### Element data from apps and pages
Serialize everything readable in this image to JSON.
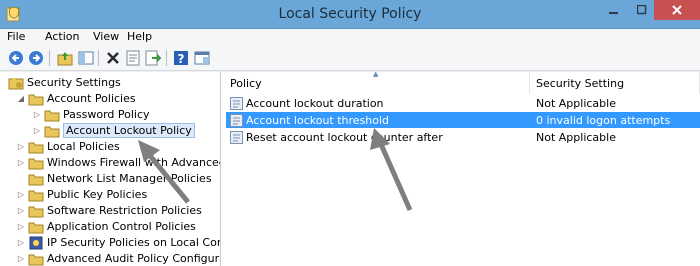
{
  "window": {
    "title": "Local Security Policy",
    "titlebar_color": "#6aa7d8",
    "close_color": "#c75050"
  },
  "menu": [
    "File",
    "Action",
    "View",
    "Help"
  ],
  "toolbar": {
    "buttons": [
      "back-icon",
      "forward-icon",
      "up-folder-icon",
      "show-hide-tree-icon",
      "delete-icon",
      "properties-icon",
      "export-list-icon",
      "help-icon",
      "console-icon"
    ]
  },
  "tree": {
    "root": "Security Settings",
    "items": [
      {
        "label": "Account Policies",
        "expanded": true
      },
      {
        "label": "Password Policy"
      },
      {
        "label": "Account Lockout Policy",
        "selected": true
      },
      {
        "label": "Local Policies"
      },
      {
        "label": "Windows Firewall with Advanced Secu"
      },
      {
        "label": "Network List Manager Policies"
      },
      {
        "label": "Public Key Policies"
      },
      {
        "label": "Software Restriction Policies"
      },
      {
        "label": "Application Control Policies"
      },
      {
        "label": "IP Security Policies on Local Compute"
      },
      {
        "label": "Advanced Audit Policy Configuration"
      }
    ]
  },
  "list": {
    "columns": [
      "Policy",
      "Security Setting"
    ],
    "rows": [
      {
        "policy": "Account lockout duration",
        "setting": "Not Applicable"
      },
      {
        "policy": "Account lockout threshold",
        "setting": "0 invalid logon attempts",
        "selected": true
      },
      {
        "policy": "Reset account lockout counter after",
        "setting": "Not Applicable"
      }
    ],
    "selection_color": "#3399ff"
  }
}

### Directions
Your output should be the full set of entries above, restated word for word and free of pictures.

### Task answer
Serialize everything readable in this image to JSON.
{
  "window": {
    "title": "Local Security Policy",
    "titlebar_color": "#6aa7d8",
    "close_color": "#c75050"
  },
  "menu": [
    "File",
    "Action",
    "View",
    "Help"
  ],
  "toolbar": {
    "buttons": [
      "back-icon",
      "forward-icon",
      "up-folder-icon",
      "show-hide-tree-icon",
      "delete-icon",
      "properties-icon",
      "export-list-icon",
      "help-icon",
      "console-icon"
    ]
  },
  "tree": {
    "root": "Security Settings",
    "items": [
      {
        "label": "Account Policies",
        "expanded": true
      },
      {
        "label": "Password Policy"
      },
      {
        "label": "Account Lockout Policy",
        "selected": true
      },
      {
        "label": "Local Policies"
      },
      {
        "label": "Windows Firewall with Advanced Secu"
      },
      {
        "label": "Network List Manager Policies"
      },
      {
        "label": "Public Key Policies"
      },
      {
        "label": "Software Restriction Policies"
      },
      {
        "label": "Application Control Policies"
      },
      {
        "label": "IP Security Policies on Local Compute"
      },
      {
        "label": "Advanced Audit Policy Configuration"
      }
    ]
  },
  "list": {
    "columns": [
      "Policy",
      "Security Setting"
    ],
    "rows": [
      {
        "policy": "Account lockout duration",
        "setting": "Not Applicable"
      },
      {
        "policy": "Account lockout threshold",
        "setting": "0 invalid logon attempts",
        "selected": true
      },
      {
        "policy": "Reset account lockout counter after",
        "setting": "Not Applicable"
      }
    ],
    "selection_color": "#3399ff"
  }
}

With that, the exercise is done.